> Assigned task
The data is to be set down once more, exactly as it reads.

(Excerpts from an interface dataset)

----------

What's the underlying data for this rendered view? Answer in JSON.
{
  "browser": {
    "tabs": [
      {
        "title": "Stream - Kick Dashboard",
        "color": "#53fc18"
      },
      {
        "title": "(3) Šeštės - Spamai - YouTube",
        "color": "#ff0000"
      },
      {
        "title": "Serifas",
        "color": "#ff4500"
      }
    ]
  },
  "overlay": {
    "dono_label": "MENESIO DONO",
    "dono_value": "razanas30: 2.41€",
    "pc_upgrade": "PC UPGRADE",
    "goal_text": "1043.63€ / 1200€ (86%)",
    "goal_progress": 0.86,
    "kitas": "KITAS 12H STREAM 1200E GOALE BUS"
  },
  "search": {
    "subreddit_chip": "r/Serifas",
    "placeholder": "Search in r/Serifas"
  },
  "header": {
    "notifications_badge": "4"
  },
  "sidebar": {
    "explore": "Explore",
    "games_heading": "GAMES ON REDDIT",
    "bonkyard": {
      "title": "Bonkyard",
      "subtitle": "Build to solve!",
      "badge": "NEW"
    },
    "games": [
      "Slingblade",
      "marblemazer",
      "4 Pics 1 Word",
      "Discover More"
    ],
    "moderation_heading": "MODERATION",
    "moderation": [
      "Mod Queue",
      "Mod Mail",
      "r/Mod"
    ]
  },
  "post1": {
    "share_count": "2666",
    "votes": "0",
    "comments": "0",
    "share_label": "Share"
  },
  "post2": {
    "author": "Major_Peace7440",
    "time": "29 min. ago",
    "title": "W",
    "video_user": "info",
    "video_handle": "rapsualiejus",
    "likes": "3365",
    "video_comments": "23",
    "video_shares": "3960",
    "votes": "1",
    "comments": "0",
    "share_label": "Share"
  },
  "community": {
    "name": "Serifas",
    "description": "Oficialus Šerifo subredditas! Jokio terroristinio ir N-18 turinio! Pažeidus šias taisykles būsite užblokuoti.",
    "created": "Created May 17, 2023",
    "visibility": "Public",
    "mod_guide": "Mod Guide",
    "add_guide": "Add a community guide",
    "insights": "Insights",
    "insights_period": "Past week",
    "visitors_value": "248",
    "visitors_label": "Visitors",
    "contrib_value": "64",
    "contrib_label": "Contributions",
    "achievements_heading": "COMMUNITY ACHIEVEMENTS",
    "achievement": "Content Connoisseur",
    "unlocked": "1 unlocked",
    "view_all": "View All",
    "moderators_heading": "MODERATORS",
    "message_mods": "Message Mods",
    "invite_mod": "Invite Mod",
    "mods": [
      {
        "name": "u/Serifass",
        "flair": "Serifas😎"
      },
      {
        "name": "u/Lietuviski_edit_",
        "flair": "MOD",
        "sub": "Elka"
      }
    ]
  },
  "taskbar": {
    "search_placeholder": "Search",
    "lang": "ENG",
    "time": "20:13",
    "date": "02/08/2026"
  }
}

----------

> Problem solution
What's the underlying data for this rendered view? Answer in JSON.
{
  "browser": {
    "tabs": [
      {
        "title": "Stream - Kick Dashboard",
        "color": "#53fc18"
      },
      {
        "title": "(3) Šeštės - Spamai - YouTube",
        "color": "#ff0000"
      },
      {
        "title": "Serifas",
        "color": "#ff4500"
      }
    ]
  },
  "overlay": {
    "dono_label": "MENESIO DONO",
    "dono_value": "razanas30: 2.41€",
    "pc_upgrade": "PC UPGRADE",
    "goal_text": "1043.63€ / 1200€ (86%)",
    "goal_progress": 0.86,
    "kitas": "KITAS 12H STREAM 1200E GOALE BUS"
  },
  "search": {
    "subreddit_chip": "r/Serifas",
    "placeholder": "Search in r/Serifas"
  },
  "header": {
    "notifications_badge": "4"
  },
  "sidebar": {
    "explore": "Explore",
    "games_heading": "GAMES ON REDDIT",
    "bonkyard": {
      "title": "Bonkyard",
      "subtitle": "Build to solve!",
      "badge": "NEW"
    },
    "games": [
      "Slingblade",
      "marblemazer",
      "4 Pics 1 Word",
      "Discover More"
    ],
    "moderation_heading": "MODERATION",
    "moderation": [
      "Mod Queue",
      "Mod Mail",
      "r/Mod"
    ]
  },
  "post1": {
    "share_count": "2666",
    "votes": "0",
    "comments": "0",
    "share_label": "Share"
  },
  "post2": {
    "author": "Major_Peace7440",
    "time": "29 min. ago",
    "title": "W",
    "video_user": "info",
    "video_handle": "rapsualiejus",
    "likes": "3365",
    "video_comments": "23",
    "video_shares": "3960",
    "votes": "1",
    "comments": "0",
    "share_label": "Share"
  },
  "community": {
    "name": "Serifas",
    "description": "Oficialus Šerifo subredditas! Jokio terroristinio ir N-18 turinio! Pažeidus šias taisykles būsite užblokuoti.",
    "created": "Created May 17, 2023",
    "visibility": "Public",
    "mod_guide": "Mod Guide",
    "add_guide": "Add a community guide",
    "insights": "Insights",
    "insights_period": "Past week",
    "visitors_value": "248",
    "visitors_label": "Visitors",
    "contrib_value": "64",
    "contrib_label": "Contributions",
    "achievements_heading": "COMMUNITY ACHIEVEMENTS",
    "achievement": "Content Connoisseur",
    "unlocked": "1 unlocked",
    "view_all": "View All",
    "moderators_heading": "MODERATORS",
    "message_mods": "Message Mods",
    "invite_mod": "Invite Mod",
    "mods": [
      {
        "name": "u/Serifass",
        "flair": "Serifas😎"
      },
      {
        "name": "u/Lietuviski_edit_",
        "flair": "MOD",
        "sub": "Elka"
      }
    ]
  },
  "taskbar": {
    "search_placeholder": "Search",
    "lang": "ENG",
    "time": "20:13",
    "date": "02/08/2026"
  }
}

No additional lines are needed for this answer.